As Many as 100 Million Americans Likely Have PFAS in their Drinking Water
The Environmental Working Group (EWG) updated its database and interactive map on where toxic fluorinated chemicals or “PFAS” have been detected based on the latest state and federal data and the numbers are alarming — particularly in the state of New Jersey, which has more than 500 sites including the President’s golf club there. Nationwide, PFAS contamination is now found at 1,361 locations in 49 states — and in a variety of sources including community water systems, groundwater sources, military bases, airports, and industrial sites. According to EWG’s analysis of unreleased EPA data, “more than 100 million Americans may have PFAS in their drinking water.”
Why This Matters: Think twice before you drink water from a tap in much of the country. Almost one-third of Americans may be drinking water with PFAS in it. The EPA does not regulate this “forever” chemical that never breaks down once released into the environment, and that builds up in our blood and organs. And scientists have warned that even low doses of PFAS chemicals in drinking water have been linked to many serious health problems such as an increased risk of cancer, reproductive and immune system harm, liver and thyroid disease. Meanwhile, Congress is bickering and has thus far been unable to pass legislation to force the Environmental Protection Agency (EPA) to limit PFAS contamination. Meanwhile, companies could also do the right thing and filter out the PFAS but they won’t because they are not required to do so. Shame on everyone involved in the poisoning of our drinking water or failing to do anything about it.

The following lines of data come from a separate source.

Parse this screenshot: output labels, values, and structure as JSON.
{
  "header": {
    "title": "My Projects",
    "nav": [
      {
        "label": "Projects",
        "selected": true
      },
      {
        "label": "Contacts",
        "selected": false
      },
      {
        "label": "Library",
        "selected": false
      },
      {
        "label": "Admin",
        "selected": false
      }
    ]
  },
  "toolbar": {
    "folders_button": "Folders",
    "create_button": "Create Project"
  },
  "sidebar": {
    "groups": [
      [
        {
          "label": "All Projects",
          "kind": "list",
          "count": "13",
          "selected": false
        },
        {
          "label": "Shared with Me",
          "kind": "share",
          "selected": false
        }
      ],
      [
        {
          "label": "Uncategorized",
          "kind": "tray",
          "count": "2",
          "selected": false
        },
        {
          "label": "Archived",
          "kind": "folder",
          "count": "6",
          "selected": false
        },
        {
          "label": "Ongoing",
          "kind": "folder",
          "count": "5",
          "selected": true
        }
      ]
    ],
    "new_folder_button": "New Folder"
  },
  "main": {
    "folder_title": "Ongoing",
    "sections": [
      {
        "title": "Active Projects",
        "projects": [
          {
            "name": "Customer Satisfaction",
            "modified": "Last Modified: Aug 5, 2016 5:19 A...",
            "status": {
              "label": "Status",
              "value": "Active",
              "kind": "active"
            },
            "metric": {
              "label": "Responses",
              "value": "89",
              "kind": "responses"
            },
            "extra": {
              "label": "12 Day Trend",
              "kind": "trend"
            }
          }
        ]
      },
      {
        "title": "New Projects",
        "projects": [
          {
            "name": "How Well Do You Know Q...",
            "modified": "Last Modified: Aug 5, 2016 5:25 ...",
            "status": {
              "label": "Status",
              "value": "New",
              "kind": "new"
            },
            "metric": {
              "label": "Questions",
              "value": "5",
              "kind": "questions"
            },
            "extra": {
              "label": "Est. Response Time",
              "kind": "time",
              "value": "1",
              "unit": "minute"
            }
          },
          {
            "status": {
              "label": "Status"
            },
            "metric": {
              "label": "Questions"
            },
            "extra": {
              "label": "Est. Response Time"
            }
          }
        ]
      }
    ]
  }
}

Take Massachusetts’ Merrimack River, For Example
This was the headline in the Boston Globe this week: “Toxic chemicals can be dumped into Merrimack River, federal and state officials say.” The story is even more shocking.
- Massachusetts permits New Hampshire to truck in dirty water that comes from a large landfill there to be treated in Lowell, Massachusetts, and then — because it is perfectly legal to do so (the water is “treated” after all) the plant dumps 100,000 gallons of it a day into the Merrimack River.
- The Merrimack River provides the drinking water for 500,000 local people.
- The landfill tests the water and those show that the amount of PFAS in it was more than 100 times higher than federal and state “guidelines” and more than 400 times higher than stricter standards being considered in Massachusetts.
- Unfortunately, even though the Lowell Regional Wastewater Utility treats the landfill runoff before discharging it into the river, the plant lacks the expensive equipment to filter out PFAS.
- And here is the worst part — environmental advocates say the treatment process can make the chemicals more toxic, enabling them to bind in ways that make them harder to break down.
- And then there is this too — according to the Globe, “[o]fficials at Waste Management, the Texas-based company that owns Turnkey Landfill, said it has the capability to filter out the chemicals but isn’t required to do so.”
The Merrimack is one of the New England region’s most polluted rivers Photo: Boston Globe